== Aim of the task ==
The answer should consist of each line below that contains the word "time".

== Material for this exercise ==
=== Section Start ===

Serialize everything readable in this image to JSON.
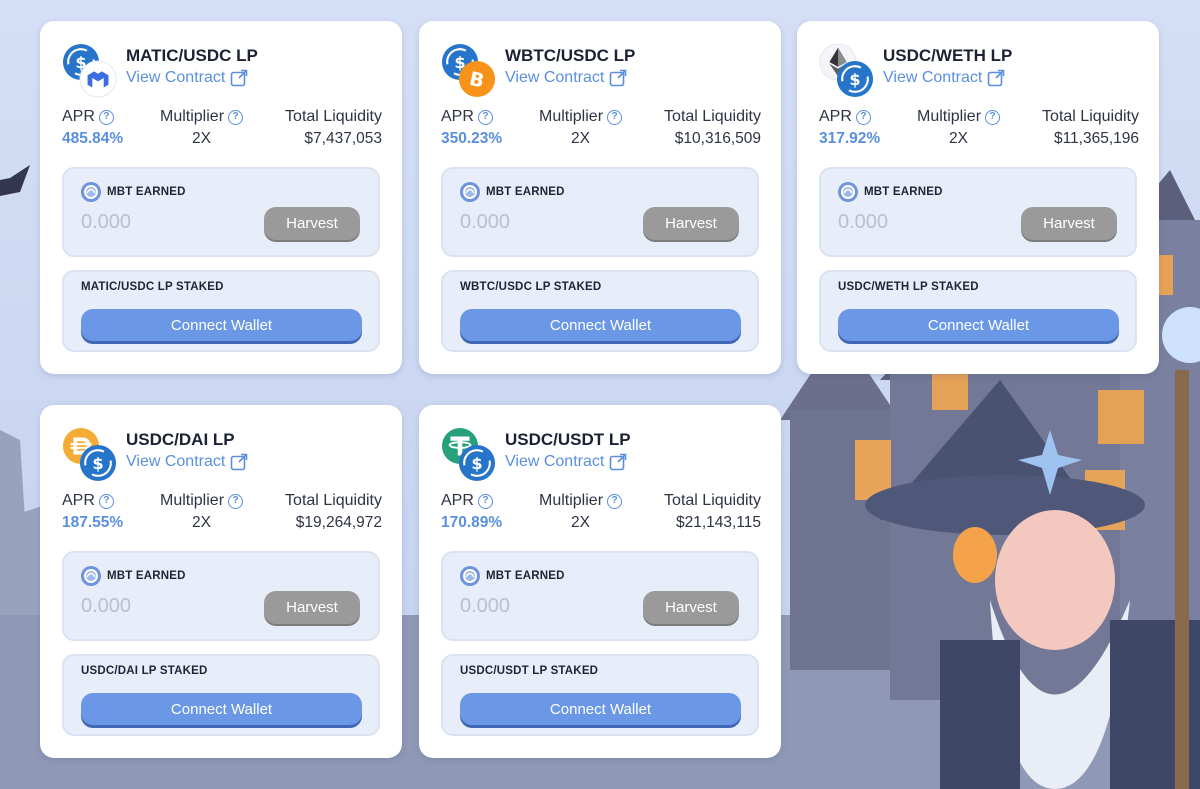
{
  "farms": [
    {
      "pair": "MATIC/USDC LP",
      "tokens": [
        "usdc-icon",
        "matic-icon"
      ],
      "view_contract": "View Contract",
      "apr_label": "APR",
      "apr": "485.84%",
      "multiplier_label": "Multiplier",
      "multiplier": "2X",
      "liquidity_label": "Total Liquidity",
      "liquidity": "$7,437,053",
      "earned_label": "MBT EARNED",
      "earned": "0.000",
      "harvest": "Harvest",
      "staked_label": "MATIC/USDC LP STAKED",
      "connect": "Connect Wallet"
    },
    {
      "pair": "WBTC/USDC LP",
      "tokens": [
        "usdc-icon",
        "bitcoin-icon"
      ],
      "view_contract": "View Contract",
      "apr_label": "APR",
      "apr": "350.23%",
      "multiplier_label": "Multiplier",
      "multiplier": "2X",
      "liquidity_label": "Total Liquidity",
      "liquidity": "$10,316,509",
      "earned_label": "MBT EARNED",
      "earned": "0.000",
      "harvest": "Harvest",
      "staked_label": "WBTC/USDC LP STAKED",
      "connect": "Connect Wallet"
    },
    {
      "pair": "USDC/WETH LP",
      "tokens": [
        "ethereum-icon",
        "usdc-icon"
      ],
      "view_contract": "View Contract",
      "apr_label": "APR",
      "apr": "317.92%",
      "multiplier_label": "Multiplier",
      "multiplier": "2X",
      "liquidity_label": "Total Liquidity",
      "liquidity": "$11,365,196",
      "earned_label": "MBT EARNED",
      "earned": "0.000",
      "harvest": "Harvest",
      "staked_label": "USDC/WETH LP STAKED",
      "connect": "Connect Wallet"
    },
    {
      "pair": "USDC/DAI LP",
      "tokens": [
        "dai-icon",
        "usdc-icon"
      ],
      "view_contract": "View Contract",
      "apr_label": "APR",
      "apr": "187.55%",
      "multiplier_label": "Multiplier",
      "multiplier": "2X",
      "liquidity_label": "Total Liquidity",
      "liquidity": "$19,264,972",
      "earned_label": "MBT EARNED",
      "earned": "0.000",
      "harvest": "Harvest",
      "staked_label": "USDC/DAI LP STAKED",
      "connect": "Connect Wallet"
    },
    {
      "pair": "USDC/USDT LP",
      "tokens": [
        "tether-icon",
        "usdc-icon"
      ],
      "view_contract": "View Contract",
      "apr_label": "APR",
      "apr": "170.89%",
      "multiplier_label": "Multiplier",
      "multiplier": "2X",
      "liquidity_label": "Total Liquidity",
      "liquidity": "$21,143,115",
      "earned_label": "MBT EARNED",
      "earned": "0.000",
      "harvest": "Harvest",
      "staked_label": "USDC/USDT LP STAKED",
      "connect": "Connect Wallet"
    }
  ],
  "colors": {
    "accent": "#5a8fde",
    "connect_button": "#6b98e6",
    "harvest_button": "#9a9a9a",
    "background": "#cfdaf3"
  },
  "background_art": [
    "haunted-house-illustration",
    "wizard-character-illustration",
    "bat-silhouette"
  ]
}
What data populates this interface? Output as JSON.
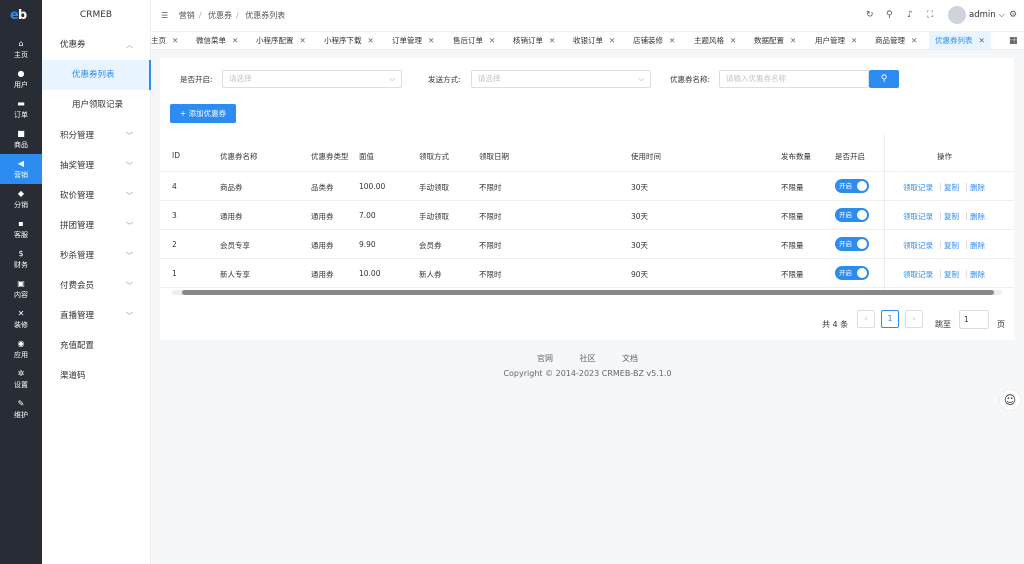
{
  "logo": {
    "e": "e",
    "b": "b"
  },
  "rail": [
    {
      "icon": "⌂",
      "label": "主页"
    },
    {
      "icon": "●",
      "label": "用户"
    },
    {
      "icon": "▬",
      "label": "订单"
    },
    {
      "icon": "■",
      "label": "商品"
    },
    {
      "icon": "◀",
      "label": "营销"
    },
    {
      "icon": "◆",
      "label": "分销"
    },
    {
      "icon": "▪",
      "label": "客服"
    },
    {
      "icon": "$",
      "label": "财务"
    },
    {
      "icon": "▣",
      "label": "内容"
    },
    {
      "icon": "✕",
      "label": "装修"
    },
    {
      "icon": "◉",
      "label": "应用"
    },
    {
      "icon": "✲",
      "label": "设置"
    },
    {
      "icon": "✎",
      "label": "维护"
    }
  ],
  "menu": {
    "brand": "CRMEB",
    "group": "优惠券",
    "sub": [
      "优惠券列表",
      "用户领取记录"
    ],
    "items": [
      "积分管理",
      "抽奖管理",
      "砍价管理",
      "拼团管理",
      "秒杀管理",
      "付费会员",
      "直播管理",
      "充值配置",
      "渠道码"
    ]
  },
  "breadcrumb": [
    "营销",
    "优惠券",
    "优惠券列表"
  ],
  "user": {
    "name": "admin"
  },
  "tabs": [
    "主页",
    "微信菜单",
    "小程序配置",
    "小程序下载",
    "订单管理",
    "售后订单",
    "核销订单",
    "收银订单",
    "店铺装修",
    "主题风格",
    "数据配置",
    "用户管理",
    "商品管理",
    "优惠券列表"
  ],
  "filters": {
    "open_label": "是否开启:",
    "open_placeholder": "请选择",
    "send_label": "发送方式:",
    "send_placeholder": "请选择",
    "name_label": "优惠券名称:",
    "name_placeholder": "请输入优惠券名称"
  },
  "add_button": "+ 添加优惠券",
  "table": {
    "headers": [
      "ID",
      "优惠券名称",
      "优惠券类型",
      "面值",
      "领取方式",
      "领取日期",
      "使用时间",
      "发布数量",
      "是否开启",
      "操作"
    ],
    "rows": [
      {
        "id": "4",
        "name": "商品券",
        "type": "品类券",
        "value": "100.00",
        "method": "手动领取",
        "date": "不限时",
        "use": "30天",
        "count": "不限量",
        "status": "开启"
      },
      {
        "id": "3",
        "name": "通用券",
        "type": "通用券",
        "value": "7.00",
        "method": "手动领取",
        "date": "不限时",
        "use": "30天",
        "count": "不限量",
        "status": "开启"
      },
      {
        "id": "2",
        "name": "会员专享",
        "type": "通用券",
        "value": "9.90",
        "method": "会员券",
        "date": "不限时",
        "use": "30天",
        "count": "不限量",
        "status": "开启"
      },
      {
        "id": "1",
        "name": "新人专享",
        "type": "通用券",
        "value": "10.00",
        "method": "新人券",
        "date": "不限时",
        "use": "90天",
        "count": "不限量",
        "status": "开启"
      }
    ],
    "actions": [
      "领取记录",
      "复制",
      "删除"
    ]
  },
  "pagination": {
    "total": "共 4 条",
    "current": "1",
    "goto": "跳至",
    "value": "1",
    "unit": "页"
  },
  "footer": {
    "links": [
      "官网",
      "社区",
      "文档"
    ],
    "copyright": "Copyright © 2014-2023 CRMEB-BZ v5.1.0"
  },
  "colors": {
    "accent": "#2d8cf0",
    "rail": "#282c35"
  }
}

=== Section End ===
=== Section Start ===

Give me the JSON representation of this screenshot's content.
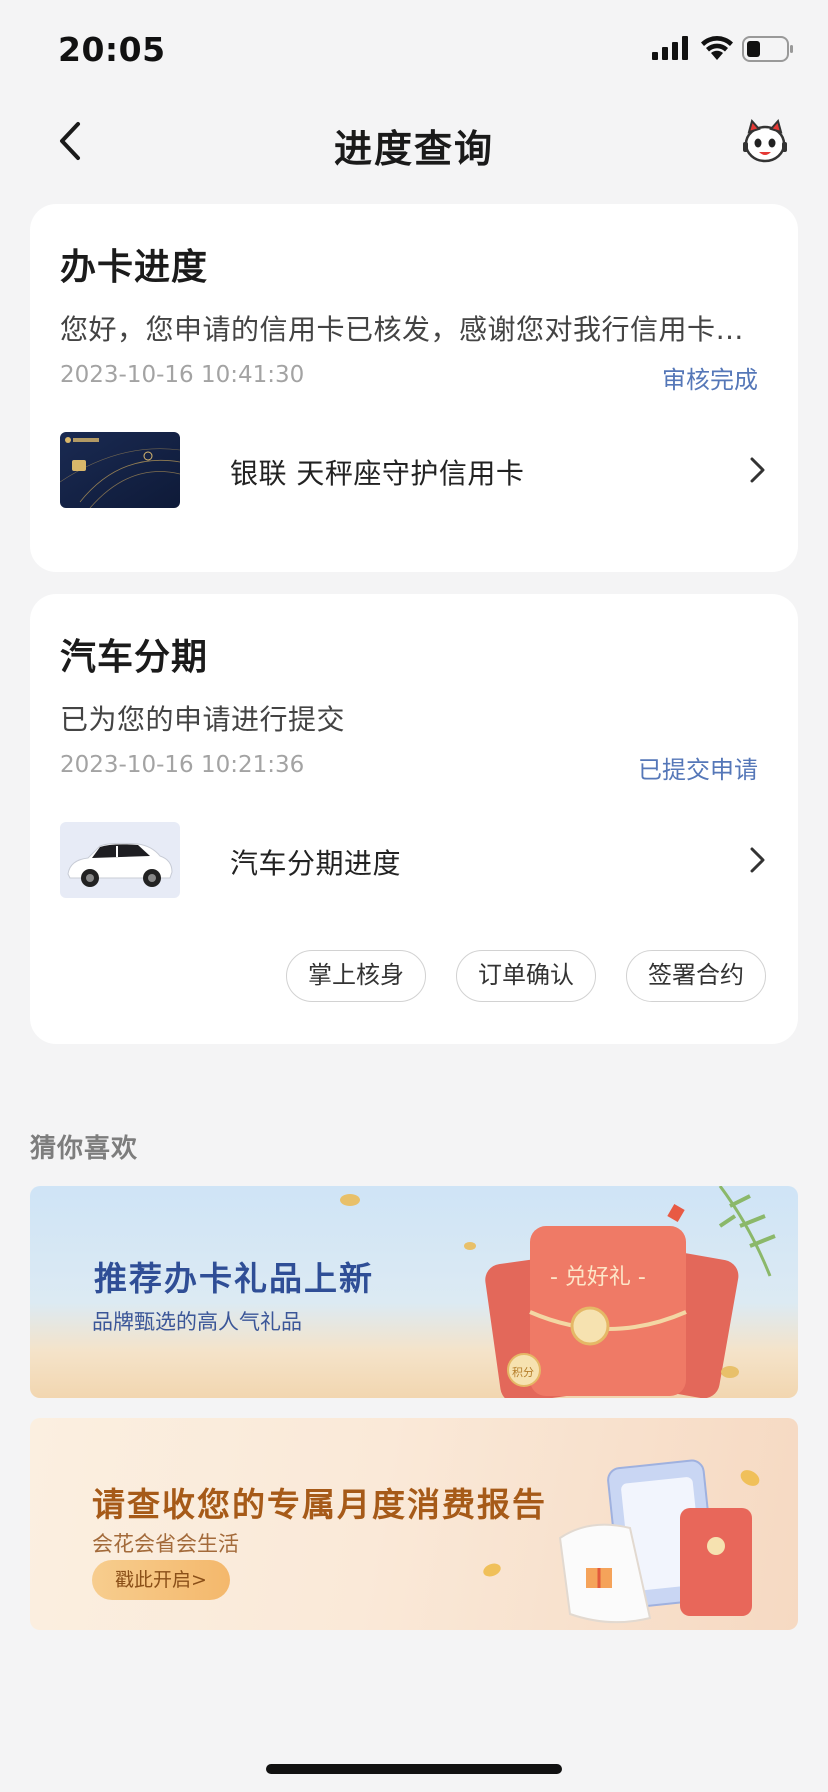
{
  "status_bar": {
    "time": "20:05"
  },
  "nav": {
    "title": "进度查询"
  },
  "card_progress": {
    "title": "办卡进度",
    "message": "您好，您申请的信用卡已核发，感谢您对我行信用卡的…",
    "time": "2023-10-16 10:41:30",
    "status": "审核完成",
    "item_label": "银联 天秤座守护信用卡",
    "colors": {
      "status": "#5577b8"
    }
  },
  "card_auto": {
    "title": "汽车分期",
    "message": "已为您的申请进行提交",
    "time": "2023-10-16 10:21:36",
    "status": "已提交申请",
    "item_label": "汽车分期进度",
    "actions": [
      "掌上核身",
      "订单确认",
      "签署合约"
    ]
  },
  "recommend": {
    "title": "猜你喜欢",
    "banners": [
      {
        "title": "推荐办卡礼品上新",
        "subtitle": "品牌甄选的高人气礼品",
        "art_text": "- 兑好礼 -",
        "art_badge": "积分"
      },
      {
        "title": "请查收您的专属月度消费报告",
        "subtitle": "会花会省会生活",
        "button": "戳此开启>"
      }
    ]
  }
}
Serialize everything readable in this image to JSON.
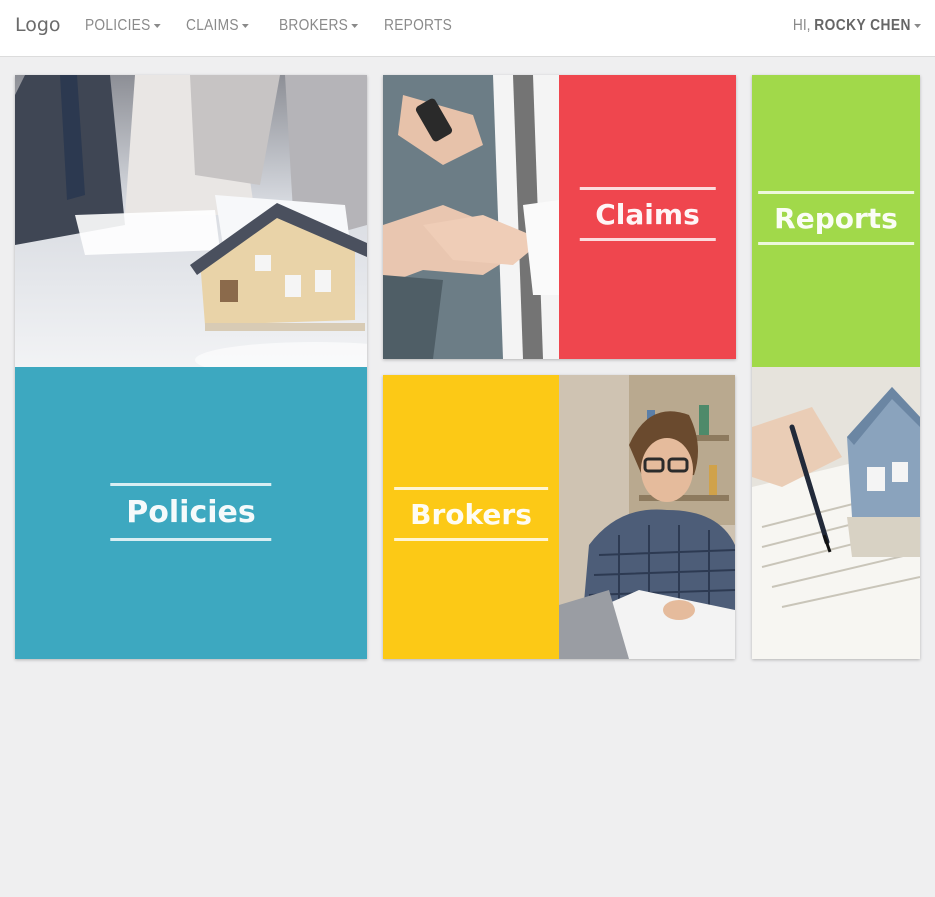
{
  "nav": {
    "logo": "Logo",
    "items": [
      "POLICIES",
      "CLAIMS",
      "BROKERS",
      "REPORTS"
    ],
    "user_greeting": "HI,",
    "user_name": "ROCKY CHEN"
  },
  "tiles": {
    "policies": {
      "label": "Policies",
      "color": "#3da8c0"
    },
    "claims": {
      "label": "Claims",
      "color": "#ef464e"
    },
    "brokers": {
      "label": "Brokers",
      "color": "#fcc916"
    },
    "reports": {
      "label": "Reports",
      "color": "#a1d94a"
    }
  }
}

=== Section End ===

== Solution below ==
    "time": "20:05"
    "time": "2023-10-16 10:41:30",
    "time": "2023-10-16 10:21:36",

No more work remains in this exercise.